- **DESCRIPTION OF THE TASK**
Scan the records for lines with the word "right", and copy every such line.

<<<<

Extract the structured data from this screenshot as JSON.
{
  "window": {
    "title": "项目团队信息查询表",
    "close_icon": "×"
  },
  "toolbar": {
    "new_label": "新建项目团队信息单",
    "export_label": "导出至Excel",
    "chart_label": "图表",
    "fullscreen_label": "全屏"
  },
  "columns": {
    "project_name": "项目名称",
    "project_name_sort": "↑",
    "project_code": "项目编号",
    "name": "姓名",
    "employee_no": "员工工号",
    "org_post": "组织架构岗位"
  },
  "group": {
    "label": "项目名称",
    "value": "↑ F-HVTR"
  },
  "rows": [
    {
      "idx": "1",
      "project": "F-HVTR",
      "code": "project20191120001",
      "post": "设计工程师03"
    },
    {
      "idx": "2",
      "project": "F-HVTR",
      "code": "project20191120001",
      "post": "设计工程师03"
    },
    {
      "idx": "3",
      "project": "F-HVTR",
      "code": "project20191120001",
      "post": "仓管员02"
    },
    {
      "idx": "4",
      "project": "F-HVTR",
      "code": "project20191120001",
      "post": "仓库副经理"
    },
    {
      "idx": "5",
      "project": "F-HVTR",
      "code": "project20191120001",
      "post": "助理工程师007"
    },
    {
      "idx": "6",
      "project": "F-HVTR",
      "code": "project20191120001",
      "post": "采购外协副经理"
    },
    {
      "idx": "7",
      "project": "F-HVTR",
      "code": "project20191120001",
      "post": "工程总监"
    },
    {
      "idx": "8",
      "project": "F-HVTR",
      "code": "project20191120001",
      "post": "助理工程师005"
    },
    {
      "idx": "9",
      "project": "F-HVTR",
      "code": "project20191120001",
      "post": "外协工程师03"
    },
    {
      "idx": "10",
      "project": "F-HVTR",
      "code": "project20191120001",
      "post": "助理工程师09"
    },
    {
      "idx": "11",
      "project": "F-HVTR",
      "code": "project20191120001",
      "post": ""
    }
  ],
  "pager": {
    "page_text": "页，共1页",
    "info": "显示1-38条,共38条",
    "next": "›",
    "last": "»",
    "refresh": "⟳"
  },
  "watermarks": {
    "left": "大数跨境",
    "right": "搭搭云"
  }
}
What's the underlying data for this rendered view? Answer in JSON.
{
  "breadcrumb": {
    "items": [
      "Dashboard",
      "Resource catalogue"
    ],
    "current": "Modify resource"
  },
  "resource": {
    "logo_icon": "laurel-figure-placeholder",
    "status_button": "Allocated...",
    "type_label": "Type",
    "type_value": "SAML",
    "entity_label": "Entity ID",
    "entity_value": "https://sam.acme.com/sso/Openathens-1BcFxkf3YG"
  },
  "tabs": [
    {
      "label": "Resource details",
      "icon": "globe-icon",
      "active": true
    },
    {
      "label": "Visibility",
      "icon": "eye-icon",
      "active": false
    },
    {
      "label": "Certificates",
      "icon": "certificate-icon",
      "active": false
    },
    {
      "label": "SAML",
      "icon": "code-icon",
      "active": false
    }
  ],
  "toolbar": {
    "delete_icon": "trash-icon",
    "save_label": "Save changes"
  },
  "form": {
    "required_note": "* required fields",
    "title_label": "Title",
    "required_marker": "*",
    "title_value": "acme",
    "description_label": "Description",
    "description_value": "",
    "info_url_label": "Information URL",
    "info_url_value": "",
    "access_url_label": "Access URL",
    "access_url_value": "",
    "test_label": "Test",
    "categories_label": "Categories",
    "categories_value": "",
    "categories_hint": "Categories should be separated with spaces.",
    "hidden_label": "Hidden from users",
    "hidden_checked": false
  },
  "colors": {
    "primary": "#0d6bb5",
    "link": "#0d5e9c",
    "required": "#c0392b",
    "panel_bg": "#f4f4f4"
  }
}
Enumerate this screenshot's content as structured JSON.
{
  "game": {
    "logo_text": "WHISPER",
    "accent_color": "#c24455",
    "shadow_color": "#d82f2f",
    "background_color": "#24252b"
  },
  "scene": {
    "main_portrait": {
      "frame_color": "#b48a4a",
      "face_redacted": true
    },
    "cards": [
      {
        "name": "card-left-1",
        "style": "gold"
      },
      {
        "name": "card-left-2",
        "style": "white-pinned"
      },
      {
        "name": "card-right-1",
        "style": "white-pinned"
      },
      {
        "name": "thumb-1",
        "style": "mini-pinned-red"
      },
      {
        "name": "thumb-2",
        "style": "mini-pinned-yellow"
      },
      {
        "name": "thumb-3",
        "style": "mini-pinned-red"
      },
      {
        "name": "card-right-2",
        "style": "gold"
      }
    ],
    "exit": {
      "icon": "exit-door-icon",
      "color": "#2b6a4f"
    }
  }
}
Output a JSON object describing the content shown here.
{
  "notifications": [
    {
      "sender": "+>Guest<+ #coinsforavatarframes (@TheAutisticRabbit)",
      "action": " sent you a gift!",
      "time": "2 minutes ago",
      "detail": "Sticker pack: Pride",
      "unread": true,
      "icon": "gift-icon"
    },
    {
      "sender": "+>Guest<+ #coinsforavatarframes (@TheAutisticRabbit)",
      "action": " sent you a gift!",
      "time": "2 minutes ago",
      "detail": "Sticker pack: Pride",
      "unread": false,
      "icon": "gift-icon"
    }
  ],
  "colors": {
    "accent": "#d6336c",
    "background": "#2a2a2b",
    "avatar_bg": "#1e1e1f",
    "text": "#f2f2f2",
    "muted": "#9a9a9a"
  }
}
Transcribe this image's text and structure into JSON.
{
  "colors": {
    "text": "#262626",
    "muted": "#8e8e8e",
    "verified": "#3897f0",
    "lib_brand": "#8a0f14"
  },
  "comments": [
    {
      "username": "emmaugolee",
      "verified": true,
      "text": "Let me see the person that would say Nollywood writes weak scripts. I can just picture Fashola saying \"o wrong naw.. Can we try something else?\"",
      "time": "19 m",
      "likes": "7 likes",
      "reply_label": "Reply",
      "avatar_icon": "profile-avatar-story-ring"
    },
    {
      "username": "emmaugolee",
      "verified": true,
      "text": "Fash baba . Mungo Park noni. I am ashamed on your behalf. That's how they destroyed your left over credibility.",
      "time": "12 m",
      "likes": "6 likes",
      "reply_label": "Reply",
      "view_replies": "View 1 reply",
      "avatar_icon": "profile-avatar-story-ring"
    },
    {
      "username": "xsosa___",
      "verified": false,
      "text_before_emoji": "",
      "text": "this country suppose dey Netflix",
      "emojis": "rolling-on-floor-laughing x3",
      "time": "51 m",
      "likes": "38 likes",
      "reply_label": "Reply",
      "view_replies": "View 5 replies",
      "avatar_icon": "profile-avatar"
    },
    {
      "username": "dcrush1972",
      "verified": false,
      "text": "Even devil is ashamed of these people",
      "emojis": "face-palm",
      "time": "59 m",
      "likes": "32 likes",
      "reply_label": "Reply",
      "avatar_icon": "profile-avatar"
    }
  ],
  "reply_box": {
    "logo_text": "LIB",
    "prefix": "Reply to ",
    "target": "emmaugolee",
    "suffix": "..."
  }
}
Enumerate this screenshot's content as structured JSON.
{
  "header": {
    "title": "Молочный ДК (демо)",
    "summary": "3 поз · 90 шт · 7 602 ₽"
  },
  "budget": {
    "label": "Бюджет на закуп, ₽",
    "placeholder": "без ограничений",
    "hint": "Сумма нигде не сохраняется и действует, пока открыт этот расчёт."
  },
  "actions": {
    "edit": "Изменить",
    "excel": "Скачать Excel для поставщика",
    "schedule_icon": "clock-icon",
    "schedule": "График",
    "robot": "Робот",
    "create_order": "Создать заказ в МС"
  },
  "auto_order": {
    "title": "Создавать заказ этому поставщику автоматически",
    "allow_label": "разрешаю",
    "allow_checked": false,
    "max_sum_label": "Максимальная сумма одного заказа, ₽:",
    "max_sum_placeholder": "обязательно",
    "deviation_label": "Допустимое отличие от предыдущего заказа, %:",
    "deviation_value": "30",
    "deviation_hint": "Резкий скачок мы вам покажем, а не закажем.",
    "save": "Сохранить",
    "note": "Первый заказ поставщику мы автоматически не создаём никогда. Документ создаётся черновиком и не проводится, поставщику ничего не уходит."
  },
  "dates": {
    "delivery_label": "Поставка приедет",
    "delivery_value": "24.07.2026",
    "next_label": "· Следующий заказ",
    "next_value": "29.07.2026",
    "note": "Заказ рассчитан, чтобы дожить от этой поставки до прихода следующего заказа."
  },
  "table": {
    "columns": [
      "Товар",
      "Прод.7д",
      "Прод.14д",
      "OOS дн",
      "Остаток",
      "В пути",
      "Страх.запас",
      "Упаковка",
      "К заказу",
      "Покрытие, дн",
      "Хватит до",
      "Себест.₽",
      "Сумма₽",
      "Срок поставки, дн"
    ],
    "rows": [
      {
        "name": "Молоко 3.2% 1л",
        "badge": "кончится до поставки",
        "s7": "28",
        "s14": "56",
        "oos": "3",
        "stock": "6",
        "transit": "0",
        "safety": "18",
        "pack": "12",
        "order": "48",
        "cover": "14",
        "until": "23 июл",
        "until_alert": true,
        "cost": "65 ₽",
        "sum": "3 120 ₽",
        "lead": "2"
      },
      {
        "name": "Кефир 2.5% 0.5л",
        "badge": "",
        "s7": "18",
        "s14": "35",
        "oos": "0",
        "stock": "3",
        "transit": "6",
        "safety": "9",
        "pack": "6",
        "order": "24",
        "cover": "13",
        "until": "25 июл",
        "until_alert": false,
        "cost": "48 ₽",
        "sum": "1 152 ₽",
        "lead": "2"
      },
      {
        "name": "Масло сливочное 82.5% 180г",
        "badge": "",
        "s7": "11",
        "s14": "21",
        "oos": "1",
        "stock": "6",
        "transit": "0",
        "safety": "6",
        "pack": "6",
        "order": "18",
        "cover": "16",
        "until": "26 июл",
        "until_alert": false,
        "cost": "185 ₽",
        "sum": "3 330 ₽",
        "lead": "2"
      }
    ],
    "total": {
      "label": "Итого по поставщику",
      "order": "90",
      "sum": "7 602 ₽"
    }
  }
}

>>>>

- **SOLVED EXERCISE**
    "right": "搭搭云"
        "name": "card-right-1",
        "name": "card-right-2",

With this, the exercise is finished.